■ **What the task asks**:
From the entries that follow, gather each line holding the word "Scenario".

=== Input data ===

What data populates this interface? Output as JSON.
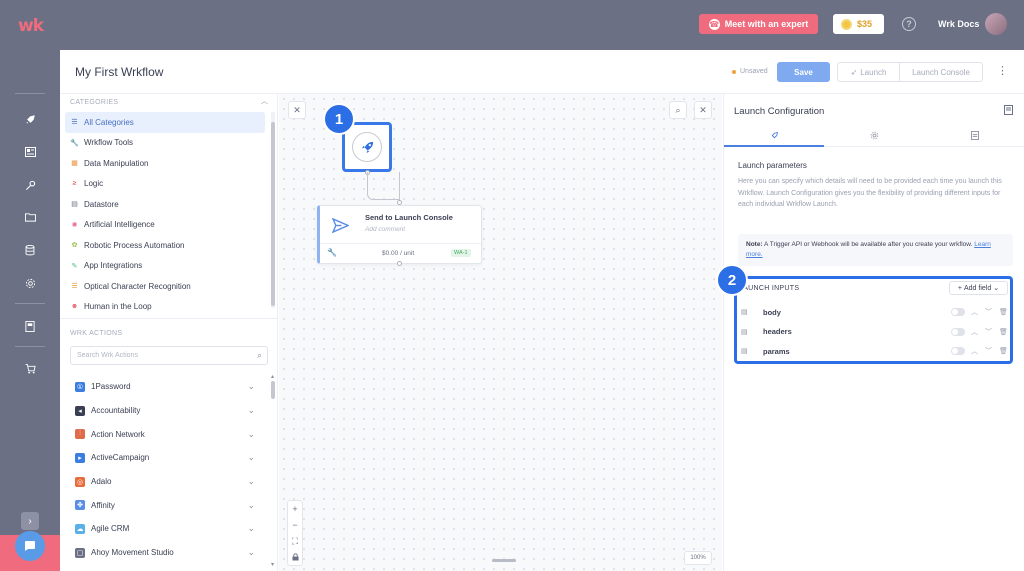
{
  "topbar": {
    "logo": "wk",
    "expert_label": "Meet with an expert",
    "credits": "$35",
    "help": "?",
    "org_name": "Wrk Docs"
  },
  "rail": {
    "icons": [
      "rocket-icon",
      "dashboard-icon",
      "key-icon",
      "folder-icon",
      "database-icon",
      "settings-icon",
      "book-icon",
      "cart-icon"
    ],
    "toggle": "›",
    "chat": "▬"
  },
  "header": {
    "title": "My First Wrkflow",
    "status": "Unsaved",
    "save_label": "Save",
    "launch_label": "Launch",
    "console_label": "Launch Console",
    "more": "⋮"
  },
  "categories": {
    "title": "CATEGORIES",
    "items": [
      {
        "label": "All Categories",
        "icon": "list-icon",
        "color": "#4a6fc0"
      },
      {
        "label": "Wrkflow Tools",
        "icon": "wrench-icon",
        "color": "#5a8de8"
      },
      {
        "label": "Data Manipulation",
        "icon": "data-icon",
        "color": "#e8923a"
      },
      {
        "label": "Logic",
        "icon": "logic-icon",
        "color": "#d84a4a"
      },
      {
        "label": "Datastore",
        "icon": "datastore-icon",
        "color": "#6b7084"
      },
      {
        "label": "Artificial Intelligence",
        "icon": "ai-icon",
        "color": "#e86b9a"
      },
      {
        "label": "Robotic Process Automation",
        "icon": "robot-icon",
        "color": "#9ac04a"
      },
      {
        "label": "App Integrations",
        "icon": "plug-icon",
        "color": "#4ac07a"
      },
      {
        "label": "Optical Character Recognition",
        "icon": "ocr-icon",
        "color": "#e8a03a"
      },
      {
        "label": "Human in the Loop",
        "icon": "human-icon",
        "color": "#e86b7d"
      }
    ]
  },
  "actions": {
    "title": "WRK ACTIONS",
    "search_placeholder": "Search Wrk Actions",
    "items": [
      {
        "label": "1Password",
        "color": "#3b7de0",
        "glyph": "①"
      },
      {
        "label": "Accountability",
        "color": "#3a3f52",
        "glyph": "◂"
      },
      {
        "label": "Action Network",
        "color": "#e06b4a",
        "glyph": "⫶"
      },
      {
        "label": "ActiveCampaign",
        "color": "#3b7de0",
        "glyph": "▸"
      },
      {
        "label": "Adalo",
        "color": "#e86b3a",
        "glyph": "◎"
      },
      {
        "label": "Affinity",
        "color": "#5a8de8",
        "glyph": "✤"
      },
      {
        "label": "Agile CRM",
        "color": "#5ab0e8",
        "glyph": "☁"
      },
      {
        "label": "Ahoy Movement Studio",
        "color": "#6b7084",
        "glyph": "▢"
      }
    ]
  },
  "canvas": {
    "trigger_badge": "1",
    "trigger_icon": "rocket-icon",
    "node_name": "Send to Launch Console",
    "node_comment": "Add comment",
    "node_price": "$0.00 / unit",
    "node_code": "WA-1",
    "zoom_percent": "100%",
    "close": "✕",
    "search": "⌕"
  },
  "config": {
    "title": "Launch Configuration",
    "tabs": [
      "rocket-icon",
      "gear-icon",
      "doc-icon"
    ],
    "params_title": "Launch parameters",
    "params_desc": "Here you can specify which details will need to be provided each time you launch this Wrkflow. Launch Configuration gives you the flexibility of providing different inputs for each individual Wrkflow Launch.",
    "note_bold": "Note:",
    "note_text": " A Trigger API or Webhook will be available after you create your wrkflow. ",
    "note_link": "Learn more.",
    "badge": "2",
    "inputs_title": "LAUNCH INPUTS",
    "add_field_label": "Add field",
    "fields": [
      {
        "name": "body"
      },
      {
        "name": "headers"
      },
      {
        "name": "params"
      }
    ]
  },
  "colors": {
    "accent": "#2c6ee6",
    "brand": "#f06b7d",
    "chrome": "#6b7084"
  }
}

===
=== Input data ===

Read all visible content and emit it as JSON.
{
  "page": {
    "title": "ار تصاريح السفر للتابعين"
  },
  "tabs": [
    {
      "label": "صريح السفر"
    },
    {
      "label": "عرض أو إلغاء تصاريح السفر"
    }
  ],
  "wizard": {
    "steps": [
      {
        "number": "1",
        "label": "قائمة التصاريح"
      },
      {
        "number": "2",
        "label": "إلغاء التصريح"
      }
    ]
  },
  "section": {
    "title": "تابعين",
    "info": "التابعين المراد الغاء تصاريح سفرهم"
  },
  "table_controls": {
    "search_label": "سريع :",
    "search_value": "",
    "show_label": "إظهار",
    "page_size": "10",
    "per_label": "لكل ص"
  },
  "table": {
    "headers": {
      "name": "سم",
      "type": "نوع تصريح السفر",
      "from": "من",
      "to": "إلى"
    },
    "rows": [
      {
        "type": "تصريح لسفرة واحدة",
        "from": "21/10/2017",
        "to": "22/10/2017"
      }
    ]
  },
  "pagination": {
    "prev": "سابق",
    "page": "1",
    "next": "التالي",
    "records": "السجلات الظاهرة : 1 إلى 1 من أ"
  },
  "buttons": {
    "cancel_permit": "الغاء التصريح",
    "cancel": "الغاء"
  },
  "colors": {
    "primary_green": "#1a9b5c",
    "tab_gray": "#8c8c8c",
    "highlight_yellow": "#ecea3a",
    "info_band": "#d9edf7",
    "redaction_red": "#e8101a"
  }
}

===
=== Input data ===

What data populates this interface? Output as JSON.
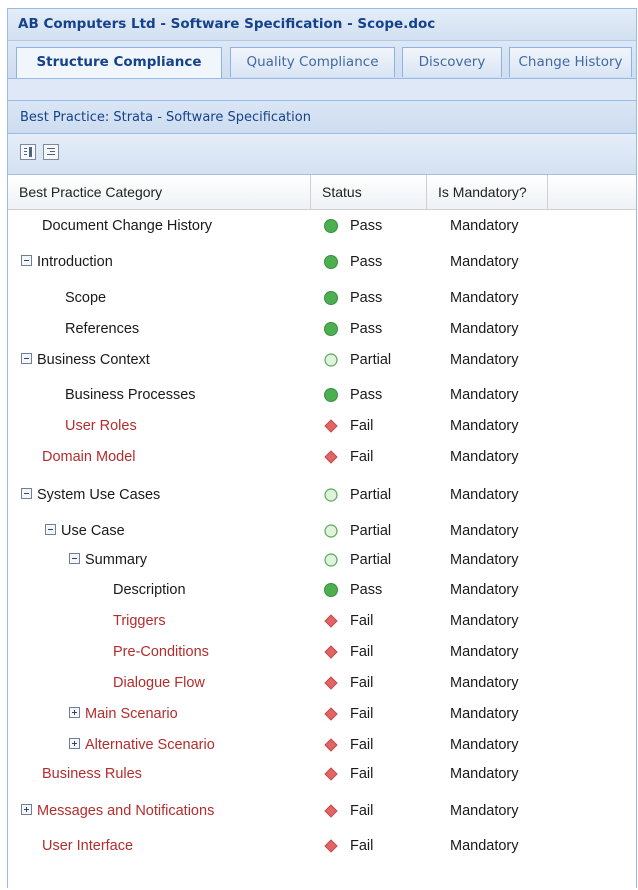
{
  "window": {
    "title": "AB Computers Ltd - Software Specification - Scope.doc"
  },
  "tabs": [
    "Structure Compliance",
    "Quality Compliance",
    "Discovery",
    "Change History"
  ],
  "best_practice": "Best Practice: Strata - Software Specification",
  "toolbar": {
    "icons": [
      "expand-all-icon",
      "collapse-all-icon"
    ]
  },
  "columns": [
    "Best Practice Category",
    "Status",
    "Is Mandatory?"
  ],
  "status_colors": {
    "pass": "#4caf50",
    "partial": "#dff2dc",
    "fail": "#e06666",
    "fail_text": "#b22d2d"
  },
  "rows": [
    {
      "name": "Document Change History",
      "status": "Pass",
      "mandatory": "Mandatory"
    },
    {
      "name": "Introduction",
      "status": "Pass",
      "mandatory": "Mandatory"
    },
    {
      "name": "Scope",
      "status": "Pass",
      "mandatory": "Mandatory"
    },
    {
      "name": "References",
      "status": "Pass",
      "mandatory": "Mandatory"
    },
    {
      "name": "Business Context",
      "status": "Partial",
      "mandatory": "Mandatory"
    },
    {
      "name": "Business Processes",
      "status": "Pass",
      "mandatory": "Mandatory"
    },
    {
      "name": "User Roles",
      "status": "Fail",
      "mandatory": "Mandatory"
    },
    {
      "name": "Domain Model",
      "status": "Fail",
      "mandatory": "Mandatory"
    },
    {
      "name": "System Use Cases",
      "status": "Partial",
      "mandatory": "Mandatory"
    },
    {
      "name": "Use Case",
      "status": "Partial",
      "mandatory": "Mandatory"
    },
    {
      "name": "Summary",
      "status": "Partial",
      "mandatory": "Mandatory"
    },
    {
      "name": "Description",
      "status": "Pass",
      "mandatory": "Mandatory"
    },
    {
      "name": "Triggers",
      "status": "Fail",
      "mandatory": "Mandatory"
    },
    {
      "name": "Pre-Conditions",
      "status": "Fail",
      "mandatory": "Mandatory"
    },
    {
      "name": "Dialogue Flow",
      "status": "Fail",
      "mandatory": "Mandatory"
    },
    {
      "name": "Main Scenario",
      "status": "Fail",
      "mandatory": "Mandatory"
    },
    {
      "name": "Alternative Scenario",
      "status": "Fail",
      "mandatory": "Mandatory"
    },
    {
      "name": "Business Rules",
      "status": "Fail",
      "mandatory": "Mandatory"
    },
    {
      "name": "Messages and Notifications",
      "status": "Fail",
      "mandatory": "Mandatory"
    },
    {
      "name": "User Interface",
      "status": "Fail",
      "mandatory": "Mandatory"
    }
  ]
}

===

■ **Solution to the problem**:
      "name": "Main Scenario",
      "name": "Alternative Scenario",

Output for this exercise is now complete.